As this is the Hiddlesbingo movie I was most dreading, I decided to watch it first and just get it out of the way so I can power through the rest. I’m stocking up on pinot grigio, M&S ready meals, and Halo Top, and I’m making a note of all Mr. Mulberry’s late shifts.
I used to like Woody Allen movies until I found out how gross he was and that put me off my Annie Hall. Now I can’t bring myself to watch them. Allen is disgusting, and I don’t want to take pleasure in his art. However, I am only human, so when it came down to a matter of principle or Hiddles, I went with Hiddles.
Look, it’s not my fault he’s so damn pretty. Fucks sake.
yes, i know you’re all sick of his face but idc
I was torn about this movie. On the one hand, rich people being awful for long chunks of the hour and a half runtime hardly seems like a fun time, on the other I got quite attached to the idea of frustrated author Gil Pender (Owen Wilson) walking around Paris late at night bumping into his literary idols of the 1920’s. I mean, I hate Paris, Parisians are so rude they give the rest of the French a bad name, but I like the idea of the movie very much. Meeting your idols is every writer’s fantasy. I felt like I could have happily climbed into the movie and lived it.
Gil could have used some better idols, however. I’m not that fond of American authors. Hemingway was an absolute arse. I once read A Farewell to Arms because I was interested in WW1. At the end when Catherine goes through the most stoic labour imaginable and both she and the child die, I remember thinking it was absolute pile of shit. Also his prose is horrible.
Scott Fitzgerald too. Not a fan. I’ve only read Tender if the Night and The Great Gatsby, and that was as a teen to be fair, and I remember thinking they just weren’t as good as they’d been made out to be by everyone. Nothing wrong with them as books, even if some of the subject matter is unpalatable, but they didn’t blow me away.
Enough of my unpopular opinions, anyway. Gil soon has Gertrude Stein critiquing the manuscript for his novel and he’s hanging out with all the big names. He falls for a woman called Adriana (Marian Cotillard) who is mistress to various members of Gil’s new 1920s set. Like Gil, she’s a nostalgia junkie, but she craves la belle époque. When she finds herself there, Degas, Gaugin and Tolouse-Lautrec are all hanging out wishing they could visit the Renaissance. Its then that Gil realises there’s no golden era and he’s better off changing the life he has rather than dreaming about another time. Adriana, however, decides to stay.
I am obsessed with several periods of history, and literary and artistic circles. I don’t think I’d come back if I was walking through Grantchester and there’s Rupert having tea with Virginia Woolf. Or I’d go hang out at the Villa Diodati with Byron, Polidori and the Shelleys. I mean, I’d bring a hundred pack of extra strong condoms and a whole cocktail of antibiotics with me, but it would be a laugh. Southwark in the 1590’s—now there was a time and place to be alive, if you’ve got a strong enough immune system.

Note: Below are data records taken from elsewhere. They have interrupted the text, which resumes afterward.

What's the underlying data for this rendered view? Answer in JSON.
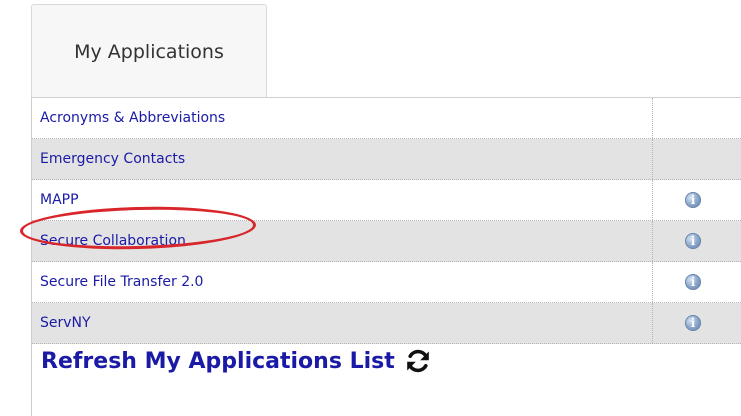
{
  "tab": {
    "label": "My Applications"
  },
  "applications": [
    {
      "name": "Acronyms & Abbreviations",
      "has_info": false
    },
    {
      "name": "Emergency Contacts",
      "has_info": false
    },
    {
      "name": "MAPP",
      "has_info": true
    },
    {
      "name": "Secure Collaboration",
      "has_info": true,
      "highlighted": true
    },
    {
      "name": "Secure File Transfer 2.0",
      "has_info": true
    },
    {
      "name": "ServNY",
      "has_info": true
    }
  ],
  "info_icon": {
    "name": "info-icon",
    "glyph": "i"
  },
  "refresh": {
    "label": "Refresh My Applications List",
    "icon": "refresh-icon"
  },
  "colors": {
    "link": "#1a1aa6",
    "row_alt": "#e3e3e3",
    "highlight": "#d8262b"
  }
}
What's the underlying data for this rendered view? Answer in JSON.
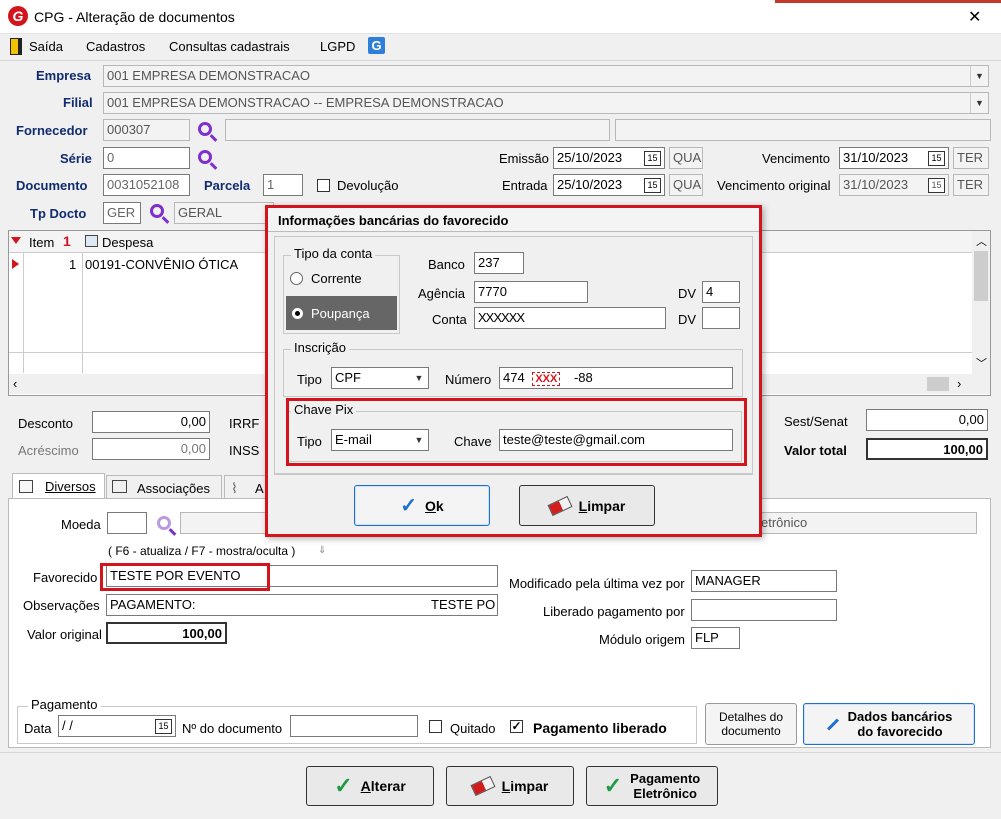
{
  "window": {
    "title": "CPG - Alteração de documentos",
    "close": "✕"
  },
  "menu": {
    "exit": "Saída",
    "register": "Cadastros",
    "consult": "Consultas cadastrais",
    "lgpd": "LGPD",
    "app_icon_letter": "G"
  },
  "header": {
    "company_label": "Empresa",
    "company_value": "001 EMPRESA DEMONSTRACAO",
    "branch_label": "Filial",
    "branch_value": "001 EMPRESA DEMONSTRACAO -- EMPRESA DEMONSTRACAO",
    "supplier_label": "Fornecedor",
    "supplier_value": "000307",
    "supplier_name": "",
    "supplier_extra": "",
    "series_label": "Série",
    "series_value": "0",
    "document_label": "Documento",
    "document_value": "0031052108",
    "installment_label": "Parcela",
    "installment_value": "1",
    "return_label": "Devolução",
    "doc_type_label": "Tp Docto",
    "doc_type_code": "GER",
    "doc_type_name": "GERAL",
    "issue_label": "Emissão",
    "issue_date": "25/10/2023",
    "issue_day": "QUA",
    "entry_label": "Entrada",
    "entry_date": "25/10/2023",
    "entry_day": "QUA",
    "due_label": "Vencimento",
    "due_date": "31/10/2023",
    "due_day": "TER",
    "orig_due_label": "Vencimento original",
    "orig_due_date": "31/10/2023",
    "orig_due_day": "TER",
    "cal_glyph": "15"
  },
  "grid": {
    "columns": {
      "item": "Item",
      "item_sort": "1",
      "expense": "Despesa"
    },
    "rows": [
      {
        "item": "1",
        "expense": "00191-CONVÊNIO ÓTICA"
      }
    ]
  },
  "totals": {
    "discount_label": "Desconto",
    "discount_value": "0,00",
    "addition_label": "Acréscimo",
    "addition_value": "0,00",
    "irrf_label": "IRRF",
    "inss_label": "INSS",
    "sest_label": "Sest/Senat",
    "sest_value": "0,00",
    "total_label": "Valor total",
    "total_value": "100,00"
  },
  "tabs": {
    "misc": "Diversos",
    "assoc": "Associações",
    "attach": "A"
  },
  "misc": {
    "currency_label": "Moeda",
    "currency_value": "",
    "currency_name": "",
    "right_readonly": "etrônico",
    "hint": "( F6 - atualiza / F7 - mostra/oculta )",
    "payee_label": "Favorecido",
    "payee_value": "TESTE POR EVENTO",
    "notes_label": "Observações",
    "notes_value": "PAGAMENTO:",
    "notes_value2": "TESTE PO",
    "orig_value_label": "Valor original",
    "orig_value": "100,00",
    "modified_label": "Modificado pela última vez por",
    "modified_value": "MANAGER",
    "released_by_label": "Liberado pagamento por",
    "released_by_value": "",
    "module_label": "Módulo origem",
    "module_value": "FLP"
  },
  "payment": {
    "group_label": "Pagamento",
    "date_label": "Data",
    "date_value": " /  /",
    "doc_no_label": "Nº do documento",
    "doc_no_value": "",
    "settled_label": "Quitado",
    "released_label": "Pagamento liberado",
    "details_btn_line1": "Detalhes do",
    "details_btn_line2": "documento",
    "bank_btn_line1": "Dados bancários",
    "bank_btn_line2": "do favorecido"
  },
  "bottom": {
    "alter_rest": "lterar",
    "alter_u": "A",
    "clear_rest": "impar",
    "clear_u": "L",
    "epay_line1": "Pagamento",
    "epay_line2": "Eletrônico"
  },
  "dialog": {
    "title": "Informações bancárias do favorecido",
    "account_type_group": "Tipo da conta",
    "checking": "Corrente",
    "savings": "Poupança",
    "bank_label": "Banco",
    "bank_value": "237",
    "agency_label": "Agência",
    "agency_value": "7770",
    "dv_label": "DV",
    "agency_dv": "4",
    "account_label": "Conta",
    "account_value": "XXXXXX",
    "account_dv": "",
    "registration_group": "Inscrição",
    "reg_type_label": "Tipo",
    "reg_type_value": "CPF",
    "reg_number_label": "Número",
    "reg_number_a": "474",
    "reg_number_mask": "XXX",
    "reg_number_b": "-88",
    "pix_group": "Chave Pix",
    "pix_type_label": "Tipo",
    "pix_type_value": "E-mail",
    "pix_key_label": "Chave",
    "pix_key_value": "teste@teste@gmail.com",
    "ok_u": "O",
    "ok_rest": "k",
    "clear_u": "L",
    "clear_rest": "impar"
  },
  "colors": {
    "highlight_red": "#d2151c",
    "label_blue": "#102b6e",
    "accent_blue": "#1e6fd0",
    "check_green": "#1f9a44"
  }
}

It’s easy to romanticise this stuff when your day to day is humdrum, particularly if you are a writer, like me. I tend to live in my imagination as much as I do in the real world. So this movie fed into my own fantasies in a big way.
The parts set in the twenties were definitely my favourites, though modern day Paris made for some funny scenes. Michael Sheen’s pseudo intellectual arse was great, I laughed and laughed at the bollocks he was talking. When he said Turner was his favourite impressionist! Haha! He was just like me when I’d had a few and got on a roll at university.

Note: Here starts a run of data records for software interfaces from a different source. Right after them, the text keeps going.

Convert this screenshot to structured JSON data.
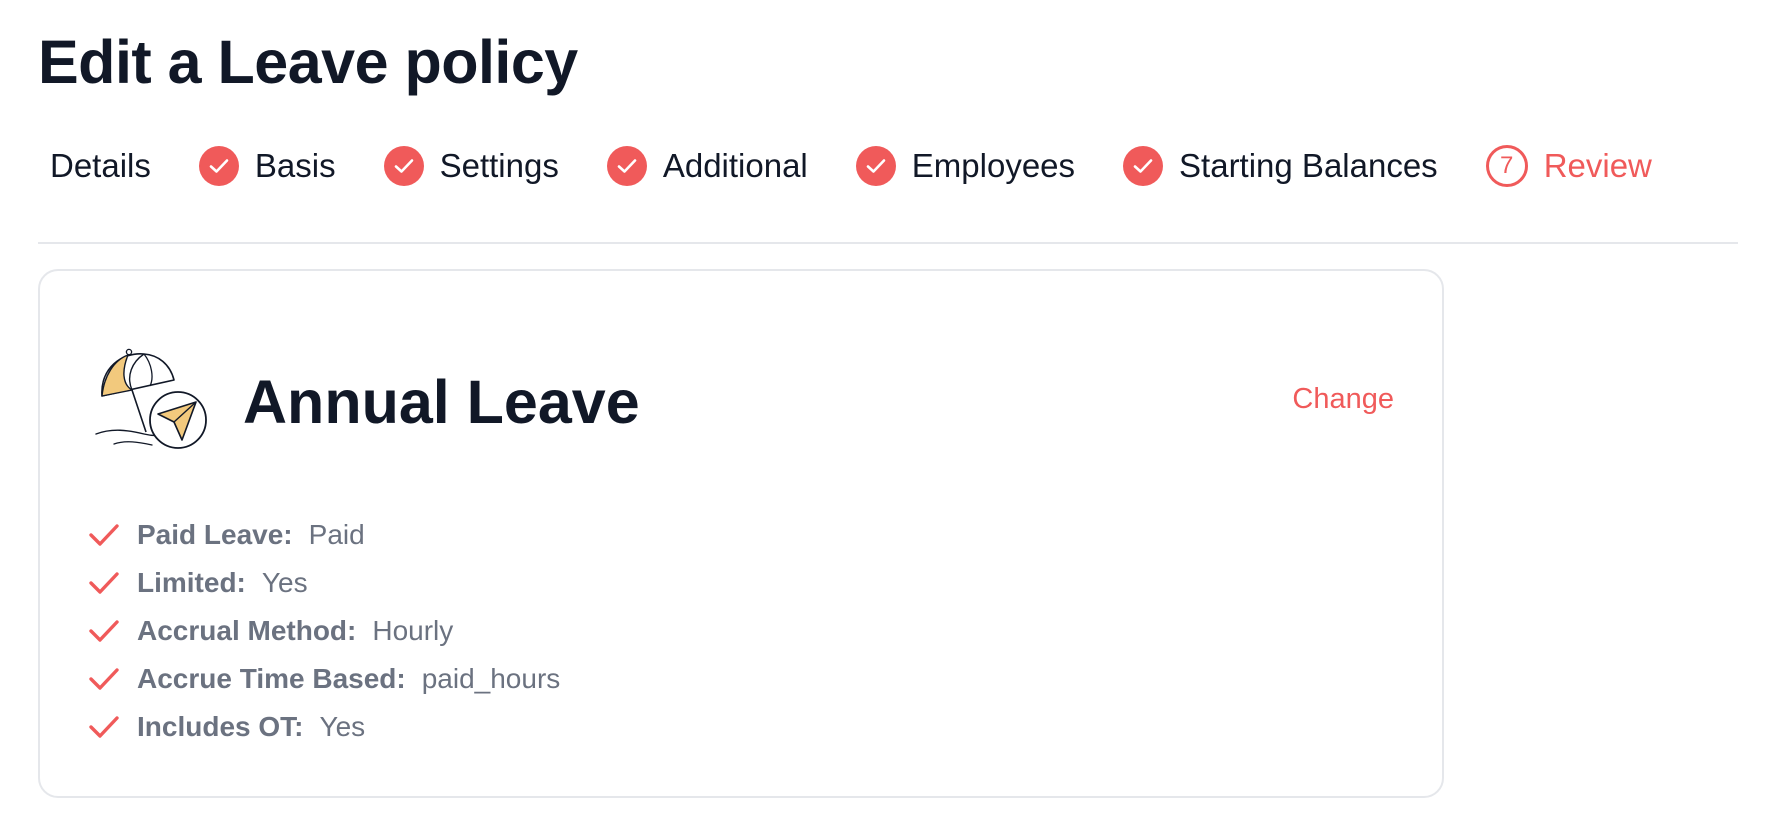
{
  "page": {
    "title": "Edit a Leave policy"
  },
  "stepper": {
    "steps": [
      {
        "label": "Details",
        "state": "plain"
      },
      {
        "label": "Basis",
        "state": "completed"
      },
      {
        "label": "Settings",
        "state": "completed"
      },
      {
        "label": "Additional",
        "state": "completed"
      },
      {
        "label": "Employees",
        "state": "completed"
      },
      {
        "label": "Starting Balances",
        "state": "completed"
      },
      {
        "label": "Review",
        "state": "current",
        "number": "7"
      }
    ]
  },
  "policy": {
    "name": "Annual Leave",
    "illustration_icon": "beach-umbrella-paper-plane-icon",
    "change_label": "Change",
    "summary": [
      {
        "label": "Paid Leave:",
        "value": "Paid"
      },
      {
        "label": "Limited:",
        "value": "Yes"
      },
      {
        "label": "Accrual Method:",
        "value": "Hourly"
      },
      {
        "label": "Accrue Time Based:",
        "value": "paid_hours"
      },
      {
        "label": "Includes OT:",
        "value": "Yes"
      }
    ]
  },
  "colors": {
    "accent": "#f05a5a",
    "text_primary": "#111827",
    "text_secondary": "#6b7280",
    "border": "#e5e7eb",
    "illustration_fill": "#f2c97d"
  }
}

I thought he was excellent, as was the chap who played Hemingway. I might not be a fan of Hemingway but he is a big character, he really stole the show, and every scene he was in was brilliant. Adrien Brody as Dali too. Hilarious! And Rachel Mcadams was fantastic. I love her in everything I’ve seen her in. Oh and Owen Wilson. Who knew just how good he could be? One of my favourite movies is Zoolander, but though I enjoy him immensely, I wouldn’t have picked him as an obvious choice for this movie. My bad, definitely, because he carried the whole thing perfectly with his naive charm.

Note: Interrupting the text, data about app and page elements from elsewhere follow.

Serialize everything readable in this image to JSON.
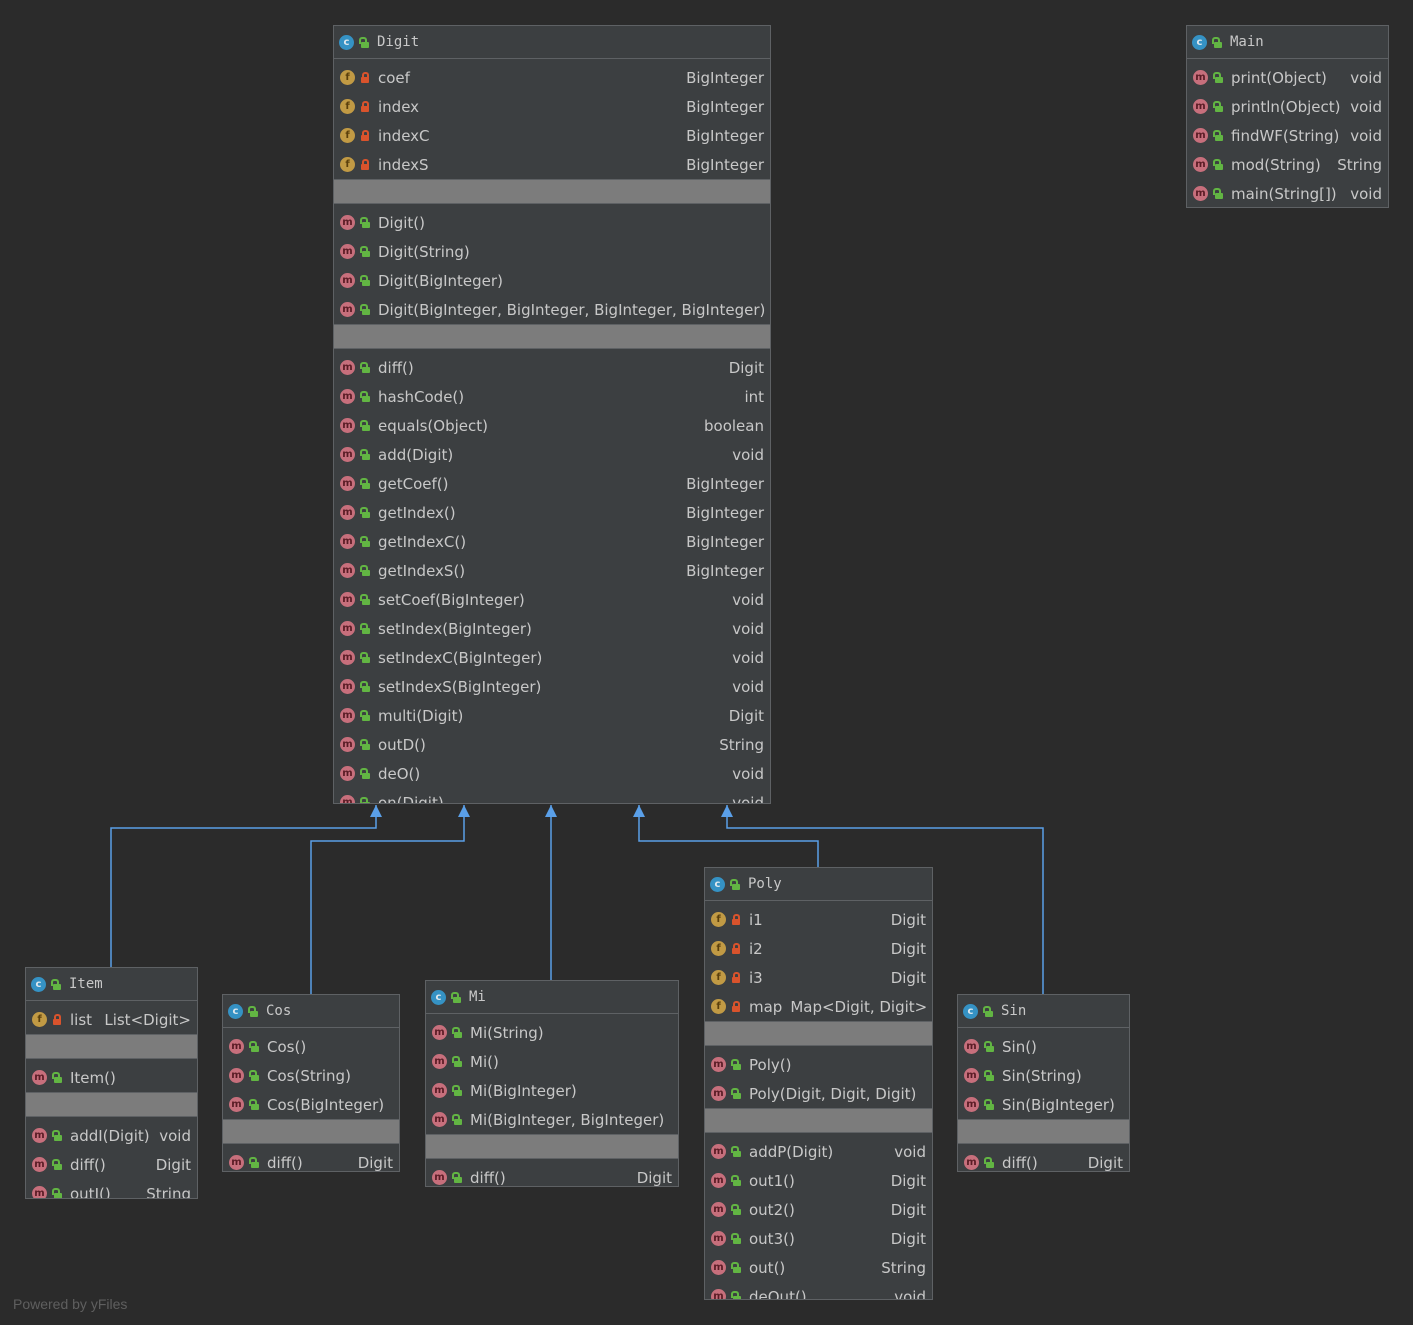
{
  "footer": "Powered by yFiles",
  "colors": {
    "background": "#2b2b2b",
    "edge": "#5a9fe8",
    "classIcon": "#3592c4",
    "fieldIcon": "#c19a44",
    "methodIcon": "#c76f7c"
  },
  "classes": {
    "digit": {
      "name": "Digit",
      "fields": [
        {
          "name": "coef",
          "type": "BigInteger"
        },
        {
          "name": "index",
          "type": "BigInteger"
        },
        {
          "name": "indexC",
          "type": "BigInteger"
        },
        {
          "name": "indexS",
          "type": "BigInteger"
        }
      ],
      "constructors": [
        {
          "name": "Digit()"
        },
        {
          "name": "Digit(String)"
        },
        {
          "name": "Digit(BigInteger)"
        },
        {
          "name": "Digit(BigInteger, BigInteger, BigInteger, BigInteger)"
        }
      ],
      "methods": [
        {
          "name": "diff()",
          "type": "Digit"
        },
        {
          "name": "hashCode()",
          "type": "int"
        },
        {
          "name": "equals(Object)",
          "type": "boolean"
        },
        {
          "name": "add(Digit)",
          "type": "void"
        },
        {
          "name": "getCoef()",
          "type": "BigInteger"
        },
        {
          "name": "getIndex()",
          "type": "BigInteger"
        },
        {
          "name": "getIndexC()",
          "type": "BigInteger"
        },
        {
          "name": "getIndexS()",
          "type": "BigInteger"
        },
        {
          "name": "setCoef(BigInteger)",
          "type": "void"
        },
        {
          "name": "setIndex(BigInteger)",
          "type": "void"
        },
        {
          "name": "setIndexC(BigInteger)",
          "type": "void"
        },
        {
          "name": "setIndexS(BigInteger)",
          "type": "void"
        },
        {
          "name": "multi(Digit)",
          "type": "Digit"
        },
        {
          "name": "outD()",
          "type": "String"
        },
        {
          "name": "deO()",
          "type": "void"
        },
        {
          "name": "on(Digit)",
          "type": "void"
        }
      ]
    },
    "main": {
      "name": "Main",
      "methods": [
        {
          "name": "print(Object)",
          "type": "void"
        },
        {
          "name": "println(Object)",
          "type": "void"
        },
        {
          "name": "findWF(String)",
          "type": "void"
        },
        {
          "name": "mod(String)",
          "type": "String"
        },
        {
          "name": "main(String[])",
          "type": "void"
        }
      ]
    },
    "item": {
      "name": "Item",
      "fields": [
        {
          "name": "list",
          "type": "List<Digit>"
        }
      ],
      "constructors": [
        {
          "name": "Item()"
        }
      ],
      "methods": [
        {
          "name": "addI(Digit)",
          "type": "void"
        },
        {
          "name": "diff()",
          "type": "Digit"
        },
        {
          "name": "outI()",
          "type": "String"
        }
      ]
    },
    "cos": {
      "name": "Cos",
      "constructors": [
        {
          "name": "Cos()"
        },
        {
          "name": "Cos(String)"
        },
        {
          "name": "Cos(BigInteger)"
        }
      ],
      "methods": [
        {
          "name": "diff()",
          "type": "Digit"
        }
      ]
    },
    "mi": {
      "name": "Mi",
      "constructors": [
        {
          "name": "Mi(String)"
        },
        {
          "name": "Mi()"
        },
        {
          "name": "Mi(BigInteger)"
        },
        {
          "name": "Mi(BigInteger, BigInteger)"
        }
      ],
      "methods": [
        {
          "name": "diff()",
          "type": "Digit"
        }
      ]
    },
    "poly": {
      "name": "Poly",
      "fields": [
        {
          "name": "i1",
          "type": "Digit"
        },
        {
          "name": "i2",
          "type": "Digit"
        },
        {
          "name": "i3",
          "type": "Digit"
        },
        {
          "name": "map",
          "type": "Map<Digit, Digit>"
        }
      ],
      "constructors": [
        {
          "name": "Poly()"
        },
        {
          "name": "Poly(Digit, Digit, Digit)"
        }
      ],
      "methods": [
        {
          "name": "addP(Digit)",
          "type": "void"
        },
        {
          "name": "out1()",
          "type": "Digit"
        },
        {
          "name": "out2()",
          "type": "Digit"
        },
        {
          "name": "out3()",
          "type": "Digit"
        },
        {
          "name": "out()",
          "type": "String"
        },
        {
          "name": "deOut()",
          "type": "void"
        }
      ]
    },
    "sin": {
      "name": "Sin",
      "constructors": [
        {
          "name": "Sin()"
        },
        {
          "name": "Sin(String)"
        },
        {
          "name": "Sin(BigInteger)"
        }
      ],
      "methods": [
        {
          "name": "diff()",
          "type": "Digit"
        }
      ]
    }
  }
}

I hate to say it, but I think Hiddles may have been the weak link in this film. He didn’t have a particularly good accent and he didn’t have much of a character for Fitzgerald either, besides calling Gil Old Sport once. It was like he’d just turned up and had a go, bless him. Not his finest performance.
As a whole, however, the movie was utterly charming. It’s something I’d watch again if Woody Allen weren’t a child abusing piece of shit. But I hate the thought of giving him money or attention so I won’t be.